The water may in certain cases be mixed with pepper powder for greater effect, or colourant could be added to help with the identification of perpetrators in the short term.
Water cannons are typically mounted on soft-armoured vehicles which hold police officers and the tanks that store the liquid.
“The vehicle must be powerful enough to carry the water tanks, bearing in mind that the weight of the water and that half-empty water tanks, when shaking, cause serious instability,” Welch said.
The cannon “shoots” the liquid in a single stream at a pressure of 10 bar, although this level largely depends on the manufacturer and required specifications.
“I have seen real-life use of water cannons in France, America, and South Africa. In the former two countries, the flow of water is powerful enough to force you backwards, depending on where exactly the stream hits you,” Welch noted.
“If you hit the person with a stream of water fairly low on the torso it may lift him and through him backwards.”
However, Welch said the idea and intention should never be to injure people but to deter them from breaching a certain perimeter or area.
“It may also serve as a diversion for the arresting officers to get close to the perpetrators, who might, at that time, be temporarily disorientated,” he explained.
A more modern weapon that has been employed in the United States is the long-range acoustic device (LRAD) which transmits sound waves that irritate human ears and usually cause such discomfort that people cannot continue with their activity.
LRADs employed as anti-protest equipment produce sound waves at around 80Hz.
While there is no confirmed use of the devices in South Africa, they were previously spotted on police vehicles during the height of the “Fees Must Fall” protests in 2015.
This was after a report had surfaced that SAPS had made a request to parliament’s portfolio committee for the funding of one fixed and 11 portable acoustic devices.

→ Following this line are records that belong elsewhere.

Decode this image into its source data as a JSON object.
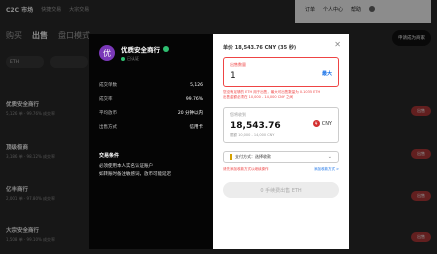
{
  "topnav": {
    "brand": "C2C 市场",
    "items": [
      "快捷交易",
      "大宗交易"
    ],
    "right": [
      "订单",
      "个人中心",
      "帮助"
    ]
  },
  "tabs": [
    "购买",
    "出售",
    "盘口模式"
  ],
  "merchant_btn": "申请成为商家",
  "filters": [
    "ETH",
    ""
  ],
  "rows": [
    {
      "name": "优质安全商行",
      "meta": "5,126 单 · 99.76% 成交率",
      "btn": "出售"
    },
    {
      "name": "顶级极商",
      "meta": "3,186 单 · 98.12% 成交率",
      "btn": "出售"
    },
    {
      "name": "亿丰商行",
      "meta": "2,001 单 · 97.80% 成交率",
      "btn": "出售"
    },
    {
      "name": "大宗安全商行",
      "meta": "1,508 单 · 99.10% 成交率",
      "btn": "出售"
    }
  ],
  "modal": {
    "merchant": {
      "avatar": "优",
      "name": "优质安全商行",
      "sub": "已认证"
    },
    "stats": [
      {
        "k": "成交单数",
        "v": "5,126"
      },
      {
        "k": "成交率",
        "v": "99.76%"
      },
      {
        "k": "平均放币",
        "v": "20 分钟以内"
      },
      {
        "k": "出售方式",
        "v": "信用卡"
      }
    ],
    "terms": {
      "title": "交易条件",
      "lines": [
        "必须使用本人实名认证账户",
        "如转账时备注敏感词，放币可能延迟"
      ]
    },
    "price": "单价 18,543.76 CNY (35 秒)",
    "sell_amount": {
      "label": "出售数量",
      "value": "1",
      "max": "最大"
    },
    "error": "您没有足够的 ETH 用于出售，最大可出售数量为 0.1035 ETH\n出售金额必须在 10,000 - 14,000 CNY 之间",
    "receive": {
      "label": "您将收到",
      "value": "18,543.76",
      "currency": "CNY",
      "range": "限额 10,000 - 14,000 CNY"
    },
    "payment": {
      "label": "支付方式：选择收款",
      "warn": "请先添加收款方式以继续操作",
      "add": "添加收款方式 >"
    },
    "submit": "0 手续费出售 ETH"
  }
}
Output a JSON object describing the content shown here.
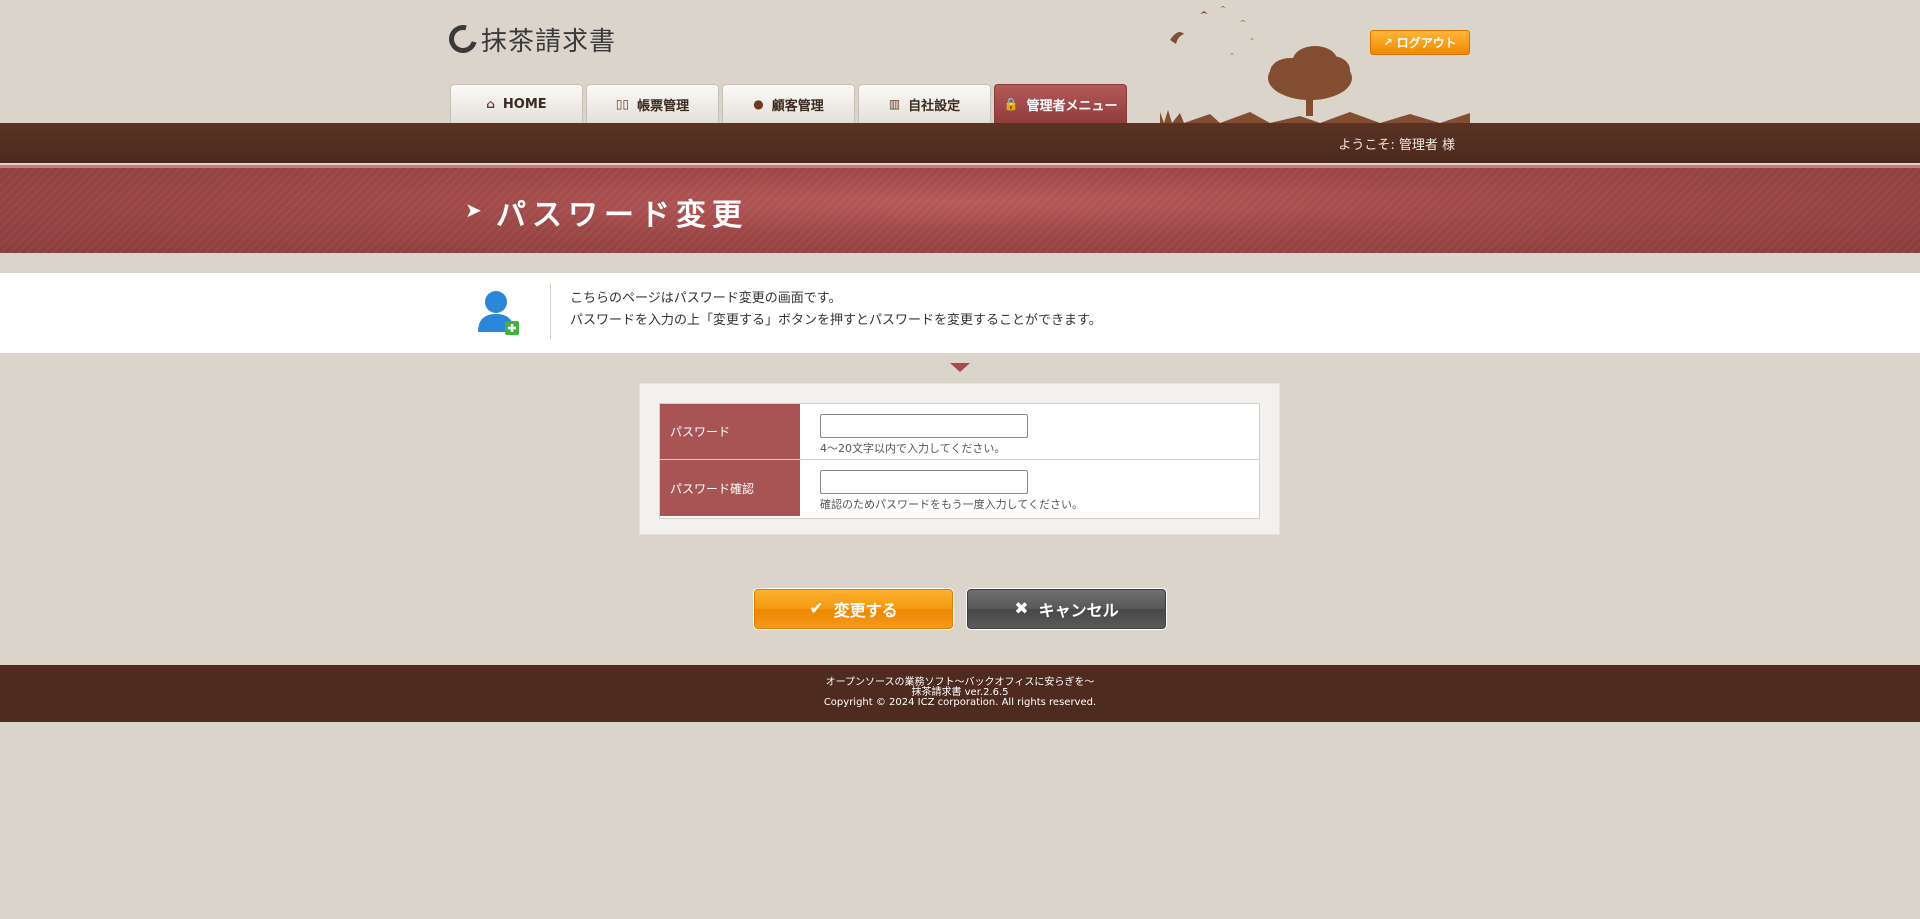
{
  "header": {
    "logo_text": "抹茶請求書",
    "logout_label": "ログアウト",
    "tabs": [
      {
        "label": "HOME",
        "icon": "home-icon"
      },
      {
        "label": "帳票管理",
        "icon": "book-icon"
      },
      {
        "label": "顧客管理",
        "icon": "person-icon"
      },
      {
        "label": "自社設定",
        "icon": "building-icon"
      },
      {
        "label": "管理者メニュー",
        "icon": "lock-icon",
        "active": true
      }
    ],
    "welcome": "ようこそ: 管理者 様"
  },
  "title": {
    "text": "パスワード変更"
  },
  "info": {
    "line1": "こちらのページはパスワード変更の画面です。",
    "line2": "パスワードを入力の上「変更する」ボタンを押すとパスワードを変更することができます。"
  },
  "form": {
    "password": {
      "label": "パスワード",
      "value": "",
      "hint": "4～20文字以内で入力してください。"
    },
    "password_confirm": {
      "label": "パスワード確認",
      "value": "",
      "hint": "確認のためパスワードをもう一度入力してください。"
    }
  },
  "buttons": {
    "submit_label": "変更する",
    "cancel_label": "キャンセル"
  },
  "footer": {
    "line1": "オープンソースの業務ソフト～バックオフィスに安らぎを～",
    "line2": "抹茶請求書 ver.2.6.5",
    "line3": "Copyright © 2024 ICZ corporation. All rights reserved."
  },
  "colors": {
    "accent_orange": "#f39a10",
    "header_brown": "#4e2a1f",
    "title_red": "#9d4747",
    "label_red": "#a85455"
  }
}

Welch noted these devices have a limited range and will probably not cause permanent damage to the ears unless a person has a serious ear disease or extremely sensitive ears.